§ Aim of the exercise
Which of the lines below hold the word "beautiful"? Pull each of them out.

[Component data from apps and pages]

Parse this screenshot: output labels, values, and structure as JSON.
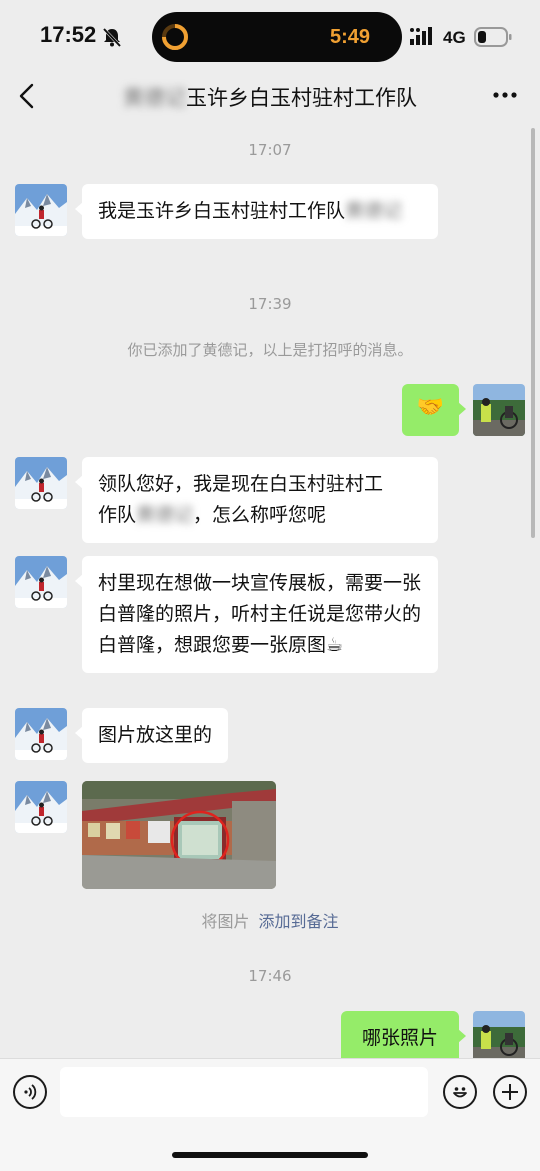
{
  "status_bar": {
    "time": "17:52",
    "timer": "5:49",
    "network": "4G"
  },
  "nav": {
    "title_blurred": "黄德记",
    "title": "玉许乡白玉村驻村工作队"
  },
  "timestamps": [
    "17:07",
    "17:39",
    "17:46"
  ],
  "messages": [
    {
      "text": "我是玉许乡白玉村驻村工作队",
      "blurred": "黄德记"
    },
    {
      "emoji": "🤝"
    },
    {
      "text_a": "领队您好，我是现在白玉村驻村工",
      "text_b_pre": "作队",
      "blurred": "黄德记",
      "text_b_post": "，怎么称呼您呢"
    },
    {
      "text": "村里现在想做一块宣传展板，需要一张白普隆的照片，听村主任说是您带火的白普隆，想跟您要一张原图☕"
    },
    {
      "text": "图片放这里的"
    },
    {
      "text": "哪张照片"
    }
  ],
  "system": {
    "added_note": "你已添加了黄德记，以上是打招呼的消息。"
  },
  "image_note": {
    "label": "将图片",
    "link": "添加到备注"
  },
  "input": {
    "placeholder": "",
    "value": ""
  }
}
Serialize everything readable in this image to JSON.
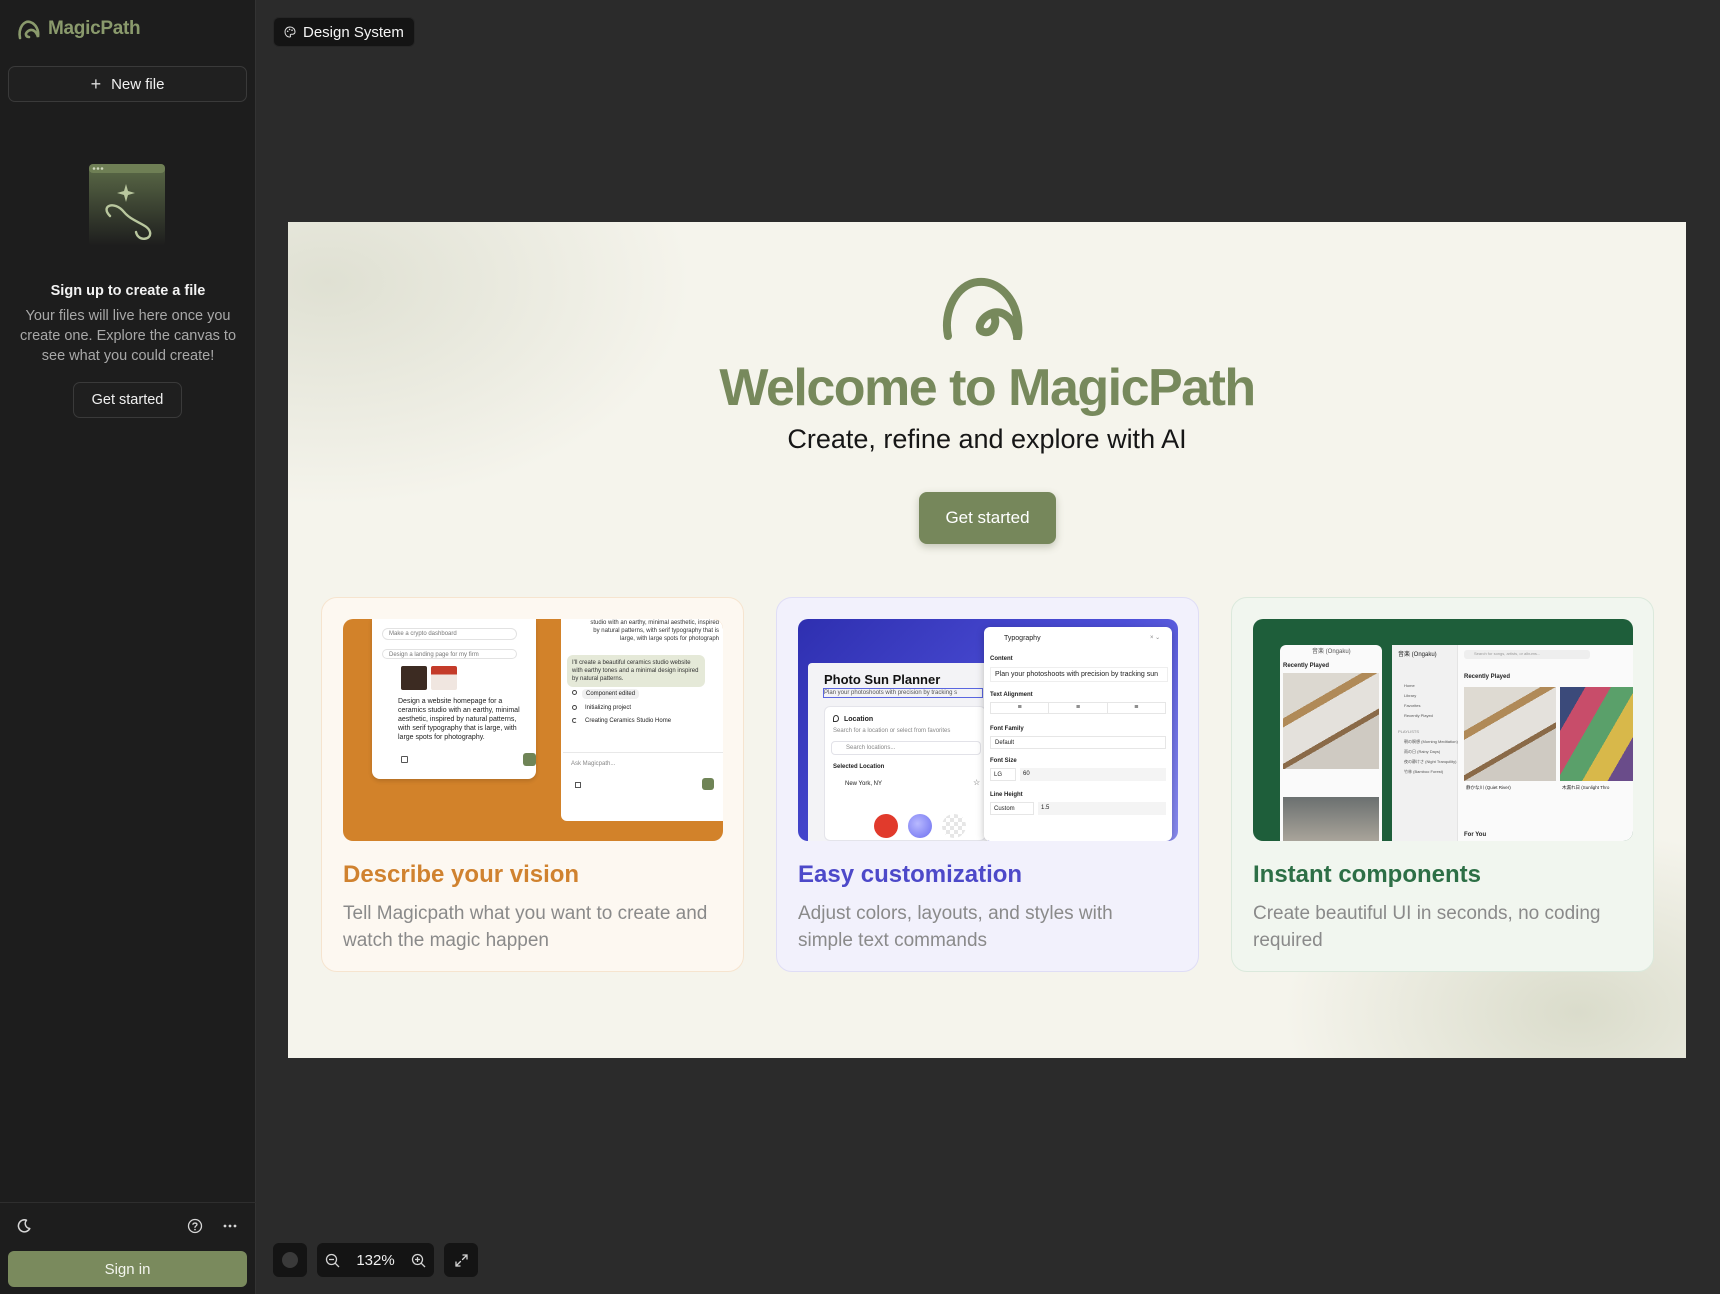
{
  "sidebar": {
    "app_name": "MagicPath",
    "new_file_label": "New file",
    "empty_title": "Sign up to create a file",
    "empty_description": "Your files will live here once you create one. Explore the canvas to see what you could create!",
    "get_started_label": "Get started",
    "sign_in_label": "Sign in",
    "bottom_icons": [
      "moon-icon",
      "help-icon",
      "more-icon"
    ]
  },
  "top_tag": {
    "label": "Design System",
    "icon": "palette-icon"
  },
  "canvas": {
    "title": "Welcome to MagicPath",
    "subtitle": "Create, refine and explore with AI",
    "cta_label": "Get started",
    "cards": [
      {
        "title": "Describe your vision",
        "description": "Tell Magicpath what you want to create and watch the magic happen",
        "accent": "#d0822f",
        "mock": {
          "chip1": "Make a crypto dashboard",
          "chip2": "Design a landing page for my firm",
          "prompt": "Design a website homepage for a ceramics studio with an earthy, minimal aesthetic, inspired by natural patterns, with serif typography that is large, with large spots for photography.",
          "top_text": "studio with an earthy, minimal aesthetic, inspired by natural patterns, with serif typography that is large, with large spots for photograph",
          "reply": "I'll create a beautiful ceramics studio website with earthy tones and a minimal design inspired by natural patterns.",
          "step1": "Component edited",
          "step2": "Initializing project",
          "step3": "Creating Ceramics Studio Home",
          "ask_placeholder": "Ask Magicpath..."
        }
      },
      {
        "title": "Easy customization",
        "description": "Adjust colors, layouts, and styles with simple text commands",
        "accent": "#4d49c9",
        "mock": {
          "app_title": "Photo Sun Planner",
          "app_subtitle": "Plan your photoshoots with precision by tracking s",
          "location_label": "Location",
          "location_hint": "Search for a location or select from favorites",
          "search_placeholder": "Search locations...",
          "selected_label": "Selected Location",
          "selected_value": "New York, NY",
          "panel_title": "Typography",
          "content_label": "Content",
          "content_value": "Plan your photoshoots with precision by tracking sun",
          "align_label": "Text Alignment",
          "font_family_label": "Font Family",
          "font_family_value": "Default",
          "font_size_label": "Font Size",
          "font_size_unit": "LG",
          "font_size_value": "60",
          "line_height_label": "Line Height",
          "line_height_mode": "Custom",
          "line_height_value": "1.5"
        }
      },
      {
        "title": "Instant components",
        "description": "Create beautiful UI in seconds, no coding required",
        "accent": "#2d6f46",
        "mock": {
          "header_small": "音楽 (Ongaku)",
          "recently_played": "Recently Played",
          "search_placeholder": "Search for songs, artists, or albums...",
          "nav": [
            "Home",
            "Library",
            "Favorites",
            "Recently Played"
          ],
          "playlists_label": "PLAYLISTS",
          "playlists": [
            "朝の瞑想 (Morning Meditation)",
            "雨の日 (Rainy Days)",
            "夜の静けさ (Night Tranquility)",
            "竹林 (Bamboo Forest)"
          ],
          "track1": "静かな川 (Quiet River)",
          "track2": "木漏れ日 (Sunlight Thro",
          "for_you": "For You"
        }
      }
    ]
  },
  "bottom_bar": {
    "zoom_level": "132%"
  },
  "colors": {
    "brand": "#77895c",
    "sidebar_bg": "#1d1d1d",
    "canvas_bg": "#2b2b2b"
  }
}
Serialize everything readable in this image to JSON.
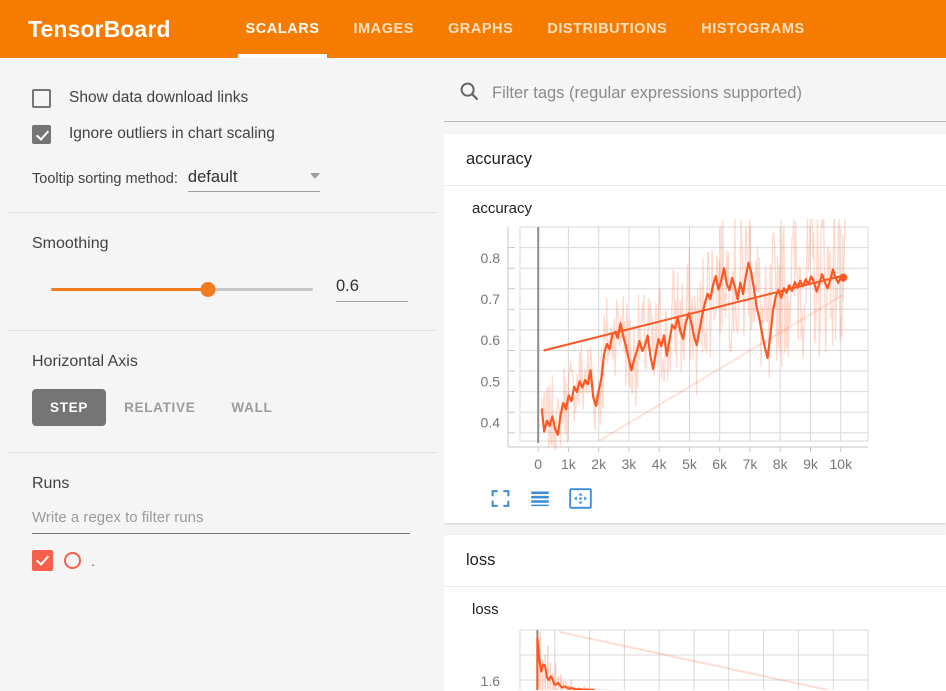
{
  "header": {
    "brand": "TensorBoard",
    "tabs": [
      {
        "label": "SCALARS",
        "active": true
      },
      {
        "label": "IMAGES",
        "active": false
      },
      {
        "label": "GRAPHS",
        "active": false
      },
      {
        "label": "DISTRIBUTIONS",
        "active": false
      },
      {
        "label": "HISTOGRAMS",
        "active": false
      }
    ],
    "bg_color": "#f57c00"
  },
  "sidebar": {
    "show_download_links": {
      "label": "Show data download links",
      "checked": false
    },
    "ignore_outliers": {
      "label": "Ignore outliers in chart scaling",
      "checked": true
    },
    "tooltip_sorting": {
      "label": "Tooltip sorting method:",
      "value": "default"
    },
    "smoothing": {
      "title": "Smoothing",
      "value": "0.6",
      "percent": 60
    },
    "horizontal_axis": {
      "title": "Horizontal Axis",
      "options": [
        {
          "label": "STEP",
          "active": true
        },
        {
          "label": "RELATIVE",
          "active": false
        },
        {
          "label": "WALL",
          "active": false
        }
      ]
    },
    "runs": {
      "title": "Runs",
      "filter_placeholder": "Write a regex to filter runs",
      "items": [
        {
          "name": ".",
          "checked": true,
          "color": "#f4604b"
        }
      ]
    }
  },
  "main": {
    "search": {
      "placeholder": "Filter tags (regular expressions supported)"
    },
    "cards": [
      {
        "header": "accuracy",
        "chart_title": "accuracy"
      },
      {
        "header": "loss",
        "chart_title": "loss"
      }
    ],
    "toolbar_icons": [
      "expand-chart-icon",
      "toggle-series-icon",
      "fit-domain-icon"
    ]
  },
  "chart_data": [
    {
      "type": "line",
      "title": "accuracy",
      "xlabel": "",
      "ylabel": "",
      "xlim": [
        -600,
        10900
      ],
      "ylim": [
        0.355,
        0.875
      ],
      "xticks": [
        0,
        1000,
        2000,
        3000,
        4000,
        5000,
        6000,
        7000,
        8000,
        9000,
        10000
      ],
      "xticklabels": [
        "0",
        "1k",
        "2k",
        "3k",
        "4k",
        "5k",
        "6k",
        "7k",
        "8k",
        "9k",
        "10k"
      ],
      "yticks": [
        0.4,
        0.5,
        0.6,
        0.7,
        0.8
      ],
      "yticklabels": [
        "0.4",
        "0.5",
        "0.6",
        "0.7",
        "0.8"
      ],
      "grid": true,
      "legend": "none",
      "series": [
        {
          "name": "smoothed",
          "color": "#ff5722",
          "opacity": 1,
          "width": 2.2,
          "x": [
            120,
            200,
            290,
            380,
            470,
            560,
            650,
            740,
            830,
            920,
            1010,
            1100,
            1190,
            1280,
            1370,
            1460,
            1550,
            1640,
            1730,
            1820,
            1910,
            2000,
            2090,
            2180,
            2270,
            2360,
            2450,
            2540,
            2630,
            2720,
            2810,
            2900,
            2990,
            3080,
            3170,
            3260,
            3350,
            3440,
            3530,
            3620,
            3710,
            3800,
            3890,
            3980,
            4070,
            4160,
            4250,
            4340,
            4430,
            4520,
            4610,
            4700,
            4790,
            4880,
            4970,
            5060,
            5150,
            5240,
            5330,
            5420,
            5510,
            5600,
            5690,
            5780,
            5870,
            5960,
            6050,
            6140,
            6230,
            6320,
            6410,
            6500,
            6590,
            6680,
            6770,
            6860,
            6950,
            7040,
            7130,
            7220,
            7310,
            7400,
            7490,
            7580,
            7670,
            7760,
            7850,
            7940,
            8030,
            8120,
            8210,
            8300,
            8390,
            8480,
            8570,
            8660,
            8750,
            8840,
            8930,
            9020,
            9110,
            9200,
            9290,
            9380,
            9470,
            9560,
            9650,
            9740,
            9830,
            9920,
            10010,
            10080
          ],
          "y": [
            0.432,
            0.378,
            0.404,
            0.392,
            0.415,
            0.385,
            0.37,
            0.418,
            0.447,
            0.432,
            0.466,
            0.452,
            0.487,
            0.474,
            0.5,
            0.485,
            0.503,
            0.493,
            0.527,
            0.462,
            0.44,
            0.478,
            0.508,
            0.566,
            0.591,
            0.578,
            0.613,
            0.62,
            0.605,
            0.641,
            0.61,
            0.585,
            0.556,
            0.527,
            0.553,
            0.572,
            0.598,
            0.574,
            0.588,
            0.611,
            0.562,
            0.53,
            0.571,
            0.603,
            0.585,
            0.612,
            0.562,
            0.601,
            0.637,
            0.628,
            0.654,
            0.622,
            0.603,
            0.641,
            0.665,
            0.642,
            0.61,
            0.588,
            0.623,
            0.661,
            0.69,
            0.713,
            0.7,
            0.735,
            0.756,
            0.723,
            0.745,
            0.775,
            0.737,
            0.722,
            0.751,
            0.73,
            0.699,
            0.74,
            0.712,
            0.754,
            0.788,
            0.765,
            0.726,
            0.681,
            0.652,
            0.616,
            0.583,
            0.557,
            0.61,
            0.672,
            0.706,
            0.722,
            0.703,
            0.726,
            0.715,
            0.733,
            0.72,
            0.741,
            0.728,
            0.744,
            0.731,
            0.748,
            0.736,
            0.755,
            0.742,
            0.718,
            0.737,
            0.76,
            0.742,
            0.726,
            0.745,
            0.772,
            0.751,
            0.739,
            0.757,
            0.752
          ]
        },
        {
          "name": "raw",
          "color": "#ff5722",
          "opacity": 0.22,
          "width": 1.3,
          "note": "unsmoothed noisy data, wide vertical excursions"
        },
        {
          "name": "trend",
          "color": "#ff5722",
          "opacity": 1,
          "width": 2,
          "x": [
            180,
            10080
          ],
          "y": [
            0.575,
            0.757
          ]
        },
        {
          "name": "faint-diagonal",
          "color": "#ff5722",
          "opacity": 0.17,
          "width": 2,
          "x": [
            2000,
            10080
          ],
          "y": [
            0.355,
            0.71
          ]
        }
      ],
      "marker": {
        "x": 10080,
        "y": 0.752,
        "color": "#ff5722",
        "radius": 4
      }
    },
    {
      "type": "line",
      "title": "loss",
      "grid": true,
      "yticklabels": [
        "1.6"
      ],
      "clipped": true,
      "series": [
        {
          "name": "loss-smoothed",
          "color": "#ff5722",
          "opacity": 1
        },
        {
          "name": "loss-raw",
          "color": "#ff5722",
          "opacity": 0.25
        },
        {
          "name": "loss-trend",
          "color": "#ff5722",
          "opacity": 0.2
        }
      ]
    }
  ]
}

§ Response to this task
          "reply": "I'll create a beautiful ceramics studio website with earthy tones and a minimal design inspired by natural patterns.",
        "description": "Create beautiful UI in seconds, no coding required",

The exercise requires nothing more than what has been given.